Kat Parker, who’s been married to her wife for six years, had been complaining about a lack of activities for youth in general but particularly for LGBTQ youth.

“So, I thought instead of complaining, why don’t I do something,” she said.

They started doing what they could. They sat down with people to find out what they were looking for and creating a safe place. The SAGE Project is still small, but it is growing. They have regular events and groups for LGBTQ in Jacksonville, just 30 miles west of Springfield, and are working partnering with the Phoenix Center in the state capital. And, maybe, having a Pride festival in town next year.

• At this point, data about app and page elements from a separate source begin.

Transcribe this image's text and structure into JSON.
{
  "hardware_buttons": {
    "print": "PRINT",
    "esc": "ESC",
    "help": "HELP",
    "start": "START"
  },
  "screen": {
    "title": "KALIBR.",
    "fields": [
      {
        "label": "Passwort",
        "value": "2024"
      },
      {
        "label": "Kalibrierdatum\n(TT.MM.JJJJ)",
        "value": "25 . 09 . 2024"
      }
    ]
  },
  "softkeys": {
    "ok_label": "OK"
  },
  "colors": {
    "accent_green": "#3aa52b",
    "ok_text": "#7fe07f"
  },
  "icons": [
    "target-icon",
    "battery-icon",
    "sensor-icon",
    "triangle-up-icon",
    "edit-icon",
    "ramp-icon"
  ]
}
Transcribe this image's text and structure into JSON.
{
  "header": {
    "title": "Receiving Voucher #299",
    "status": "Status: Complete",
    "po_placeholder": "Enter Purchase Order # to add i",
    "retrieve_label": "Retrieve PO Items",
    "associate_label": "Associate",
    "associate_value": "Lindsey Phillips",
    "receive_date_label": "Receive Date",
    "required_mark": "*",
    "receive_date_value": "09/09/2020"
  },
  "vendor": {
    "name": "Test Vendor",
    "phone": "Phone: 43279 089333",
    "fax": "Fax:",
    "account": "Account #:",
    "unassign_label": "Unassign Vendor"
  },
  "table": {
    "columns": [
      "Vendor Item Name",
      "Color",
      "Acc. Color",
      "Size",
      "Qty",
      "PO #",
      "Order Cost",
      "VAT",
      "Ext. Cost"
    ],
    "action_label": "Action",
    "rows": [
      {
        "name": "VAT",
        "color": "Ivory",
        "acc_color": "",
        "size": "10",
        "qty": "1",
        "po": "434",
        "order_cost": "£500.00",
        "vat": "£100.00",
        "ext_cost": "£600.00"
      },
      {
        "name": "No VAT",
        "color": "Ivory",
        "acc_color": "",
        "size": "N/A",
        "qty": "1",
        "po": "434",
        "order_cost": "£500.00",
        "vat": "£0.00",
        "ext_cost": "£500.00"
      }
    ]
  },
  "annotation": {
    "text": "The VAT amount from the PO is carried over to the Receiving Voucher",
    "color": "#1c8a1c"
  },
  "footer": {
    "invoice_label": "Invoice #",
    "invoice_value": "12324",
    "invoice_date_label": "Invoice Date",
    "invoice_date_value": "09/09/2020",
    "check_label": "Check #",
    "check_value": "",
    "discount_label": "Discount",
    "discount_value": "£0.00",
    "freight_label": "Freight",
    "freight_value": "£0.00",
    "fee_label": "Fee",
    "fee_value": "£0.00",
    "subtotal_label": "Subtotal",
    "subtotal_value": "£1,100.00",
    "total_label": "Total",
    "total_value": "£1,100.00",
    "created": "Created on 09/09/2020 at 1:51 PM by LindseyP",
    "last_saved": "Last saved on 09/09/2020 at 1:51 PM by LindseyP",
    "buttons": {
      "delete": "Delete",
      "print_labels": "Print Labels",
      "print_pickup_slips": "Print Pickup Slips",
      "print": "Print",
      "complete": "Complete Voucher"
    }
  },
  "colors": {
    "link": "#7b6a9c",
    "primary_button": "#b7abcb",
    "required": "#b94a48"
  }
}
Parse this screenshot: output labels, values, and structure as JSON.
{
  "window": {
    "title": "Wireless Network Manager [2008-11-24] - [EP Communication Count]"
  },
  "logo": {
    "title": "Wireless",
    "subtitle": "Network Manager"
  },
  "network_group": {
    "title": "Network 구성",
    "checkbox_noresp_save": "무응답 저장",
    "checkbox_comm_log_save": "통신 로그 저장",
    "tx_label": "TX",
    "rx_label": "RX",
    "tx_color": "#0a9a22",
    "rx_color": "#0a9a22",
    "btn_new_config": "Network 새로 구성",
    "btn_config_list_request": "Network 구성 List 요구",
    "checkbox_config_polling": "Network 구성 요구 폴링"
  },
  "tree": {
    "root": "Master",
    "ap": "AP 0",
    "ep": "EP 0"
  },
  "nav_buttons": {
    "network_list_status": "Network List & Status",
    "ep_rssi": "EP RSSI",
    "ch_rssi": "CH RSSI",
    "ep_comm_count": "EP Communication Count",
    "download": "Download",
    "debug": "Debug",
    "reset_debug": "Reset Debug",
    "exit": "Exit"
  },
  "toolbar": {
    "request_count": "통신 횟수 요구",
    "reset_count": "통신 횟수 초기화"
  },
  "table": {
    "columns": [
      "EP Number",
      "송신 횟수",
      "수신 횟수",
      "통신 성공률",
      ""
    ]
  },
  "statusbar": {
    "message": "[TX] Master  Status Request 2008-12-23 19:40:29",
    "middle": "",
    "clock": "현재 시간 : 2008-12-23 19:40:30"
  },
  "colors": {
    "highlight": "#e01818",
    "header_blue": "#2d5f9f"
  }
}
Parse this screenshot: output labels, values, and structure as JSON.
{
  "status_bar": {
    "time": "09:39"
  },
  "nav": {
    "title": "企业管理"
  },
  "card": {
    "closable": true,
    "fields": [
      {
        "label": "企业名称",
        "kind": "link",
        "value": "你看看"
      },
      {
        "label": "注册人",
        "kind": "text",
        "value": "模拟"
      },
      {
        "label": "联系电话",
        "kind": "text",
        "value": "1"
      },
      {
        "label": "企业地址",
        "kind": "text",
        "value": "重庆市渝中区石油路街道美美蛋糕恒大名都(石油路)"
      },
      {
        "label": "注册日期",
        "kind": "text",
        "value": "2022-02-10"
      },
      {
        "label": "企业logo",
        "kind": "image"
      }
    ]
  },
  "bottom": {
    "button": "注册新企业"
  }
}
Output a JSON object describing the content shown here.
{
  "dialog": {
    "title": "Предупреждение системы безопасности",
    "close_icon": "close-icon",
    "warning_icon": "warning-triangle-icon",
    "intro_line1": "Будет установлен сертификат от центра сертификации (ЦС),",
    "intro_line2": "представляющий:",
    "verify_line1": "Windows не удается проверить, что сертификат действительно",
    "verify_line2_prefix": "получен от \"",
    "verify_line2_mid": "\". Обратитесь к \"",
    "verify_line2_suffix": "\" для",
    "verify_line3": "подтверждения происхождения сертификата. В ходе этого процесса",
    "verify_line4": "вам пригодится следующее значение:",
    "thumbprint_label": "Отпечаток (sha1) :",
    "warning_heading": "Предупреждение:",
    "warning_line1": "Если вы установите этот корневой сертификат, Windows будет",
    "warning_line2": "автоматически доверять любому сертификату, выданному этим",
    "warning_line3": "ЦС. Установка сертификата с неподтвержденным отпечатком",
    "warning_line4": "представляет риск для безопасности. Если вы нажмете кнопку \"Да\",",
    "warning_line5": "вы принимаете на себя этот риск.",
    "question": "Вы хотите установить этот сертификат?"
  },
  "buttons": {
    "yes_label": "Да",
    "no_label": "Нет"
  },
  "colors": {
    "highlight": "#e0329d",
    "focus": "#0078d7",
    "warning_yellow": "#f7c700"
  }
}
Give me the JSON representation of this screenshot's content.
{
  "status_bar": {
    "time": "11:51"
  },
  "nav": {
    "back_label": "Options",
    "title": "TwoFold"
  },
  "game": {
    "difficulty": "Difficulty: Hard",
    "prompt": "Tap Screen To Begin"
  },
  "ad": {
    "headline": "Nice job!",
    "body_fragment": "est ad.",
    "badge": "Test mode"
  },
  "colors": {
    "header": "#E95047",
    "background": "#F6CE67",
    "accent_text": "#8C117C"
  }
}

The increase of anti-LGBTQ harassment in Central and Southern Illinois hasn’t gone unnoticed. There have been organized efforts to remove LGBTQ books from school libraries, harassment of youth not only by peers but also teachers to the point where a statewide coalition formed to address the issue last year.

Parker said that local LGBTQ youth aren’t getting the support they need. While there is a GSA at Jacksonville Middle School, students are called to meetings over the intercom and singled out, making them potential targets. So, the Project does activities off-campus. The principal is working to gather information on how to improve things, but it is slow going.

“People forget who you’re in love with isn’t anybody else’s business,” Parker said. “We know it’s super tough right now and this is one of the things we can do to make it better.”

They are also working on getting information for LGBTQ youth and the services to support them.

Right now, The SAGE Project is completely self-funded.

“We are taking money,” Watson said. “Everything is coming out of me and Kat’s pocket.” A fundraiser can get them out into the community more and add more activities and the GSA group.

“Every little bit helps,” Watson said.

There has been support from the Jacksonville community. Watson has been working to make connections within the community and build partnerships for a Safe Space campaign. With a $10 decal in the window, businesses can show that they’re LGBTQ friendly and welcoming.

Parker said they want the schools to follow their own anti-bullying polices and have some training for LGBTQ sensitivity. “Some teachers are on boards, some feel ignorant on the topic and that causes feelings of pause and others want to ignore it all together,” she said. There’s been instances such as one student telling another to kill themselves because they were gay and teachers just turning away.

Parker and Watson are very aware of the pressure teachers are under these days, but when kids are being encouraged to kill themselves, ignoring can’t be an option.

“Nicole and I don’t know what the exact answer is, but we want it to be a discussion,” Parker said.

The biggest goal has been to let the youth choose the direction.

“We told the kids, we’re just the conductors. You let us know what education you need or what we need to be discussion,” Parker said. Sometimes it’s just making cupcakes, other times it’s learning basic protection skills. Sometimes it’s just discussion where the adults simply listen and learn.

“It’s just a space where they can be themselves without repercussions from people who don’t understand,” Parker said.